THE DATA —
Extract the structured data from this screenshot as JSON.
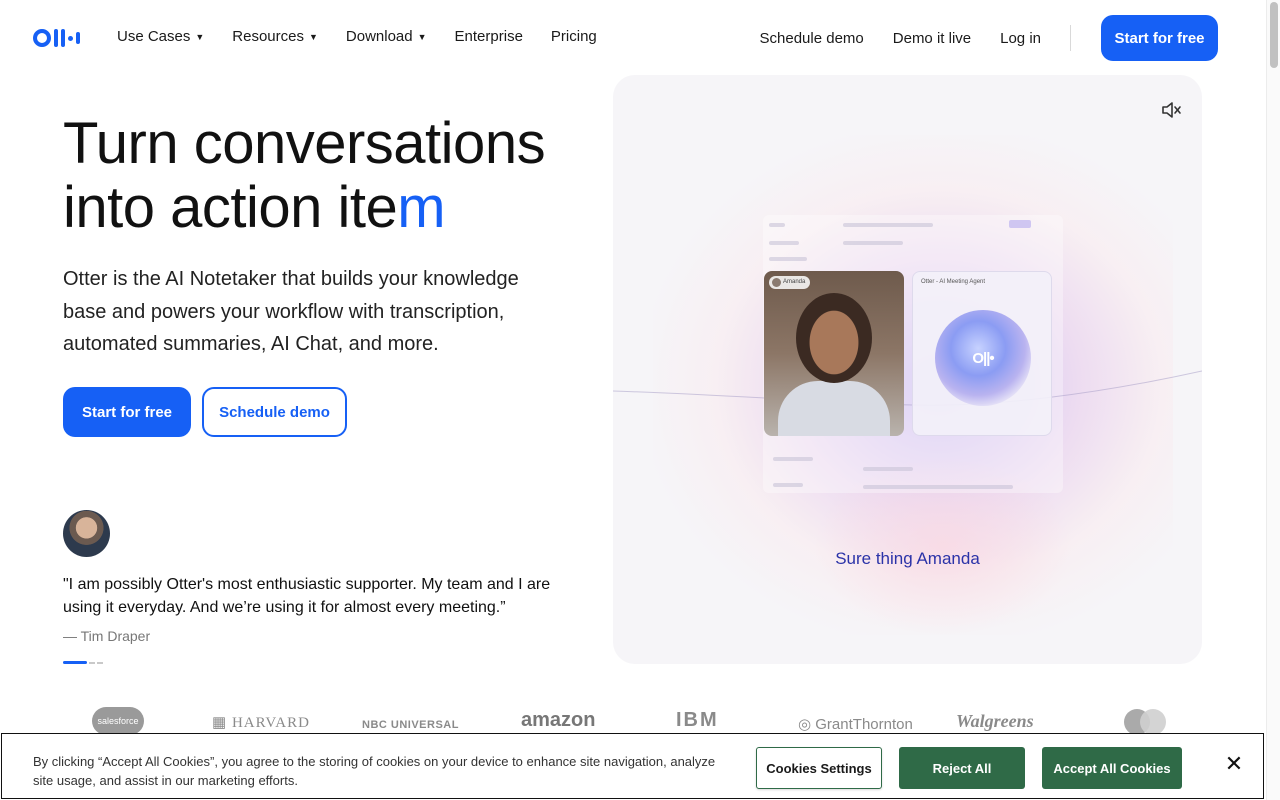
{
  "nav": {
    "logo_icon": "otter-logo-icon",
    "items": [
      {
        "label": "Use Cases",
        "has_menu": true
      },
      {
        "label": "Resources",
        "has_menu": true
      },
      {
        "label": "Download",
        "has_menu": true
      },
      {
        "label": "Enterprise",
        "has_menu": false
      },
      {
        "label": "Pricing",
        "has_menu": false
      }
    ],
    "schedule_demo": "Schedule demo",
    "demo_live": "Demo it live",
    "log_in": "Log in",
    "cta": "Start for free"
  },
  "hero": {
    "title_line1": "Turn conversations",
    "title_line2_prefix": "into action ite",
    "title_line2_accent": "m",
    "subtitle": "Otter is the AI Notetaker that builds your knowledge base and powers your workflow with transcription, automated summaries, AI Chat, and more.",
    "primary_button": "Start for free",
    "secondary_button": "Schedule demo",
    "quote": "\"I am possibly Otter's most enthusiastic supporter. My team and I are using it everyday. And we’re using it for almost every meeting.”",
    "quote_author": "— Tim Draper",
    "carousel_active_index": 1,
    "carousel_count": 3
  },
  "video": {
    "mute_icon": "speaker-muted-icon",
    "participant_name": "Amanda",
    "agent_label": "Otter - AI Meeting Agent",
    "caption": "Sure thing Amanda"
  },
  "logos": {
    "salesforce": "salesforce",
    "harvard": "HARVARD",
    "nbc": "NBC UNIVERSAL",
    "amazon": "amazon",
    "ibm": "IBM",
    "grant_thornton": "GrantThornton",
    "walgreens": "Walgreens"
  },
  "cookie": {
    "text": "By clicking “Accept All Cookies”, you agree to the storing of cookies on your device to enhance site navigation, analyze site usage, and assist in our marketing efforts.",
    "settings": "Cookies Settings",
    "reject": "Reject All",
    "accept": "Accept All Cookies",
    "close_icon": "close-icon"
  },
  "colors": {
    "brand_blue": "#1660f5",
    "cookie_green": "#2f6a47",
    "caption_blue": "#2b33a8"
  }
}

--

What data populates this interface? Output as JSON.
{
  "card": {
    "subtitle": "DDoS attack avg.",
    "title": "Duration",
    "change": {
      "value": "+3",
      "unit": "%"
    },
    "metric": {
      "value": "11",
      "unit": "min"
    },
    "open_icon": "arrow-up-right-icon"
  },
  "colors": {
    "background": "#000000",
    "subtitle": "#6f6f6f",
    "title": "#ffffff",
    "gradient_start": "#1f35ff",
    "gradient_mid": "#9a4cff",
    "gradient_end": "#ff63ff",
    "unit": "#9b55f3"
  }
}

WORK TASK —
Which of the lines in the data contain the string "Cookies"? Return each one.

RESULT —
    "text": "By clicking “Accept All Cookies”, you agree to the storing of cookies on your device to enhance site navigation, analyze site usage, and assist in our marketing efforts.",
    "settings": "Cookies Settings",
    "accept": "Accept All Cookies",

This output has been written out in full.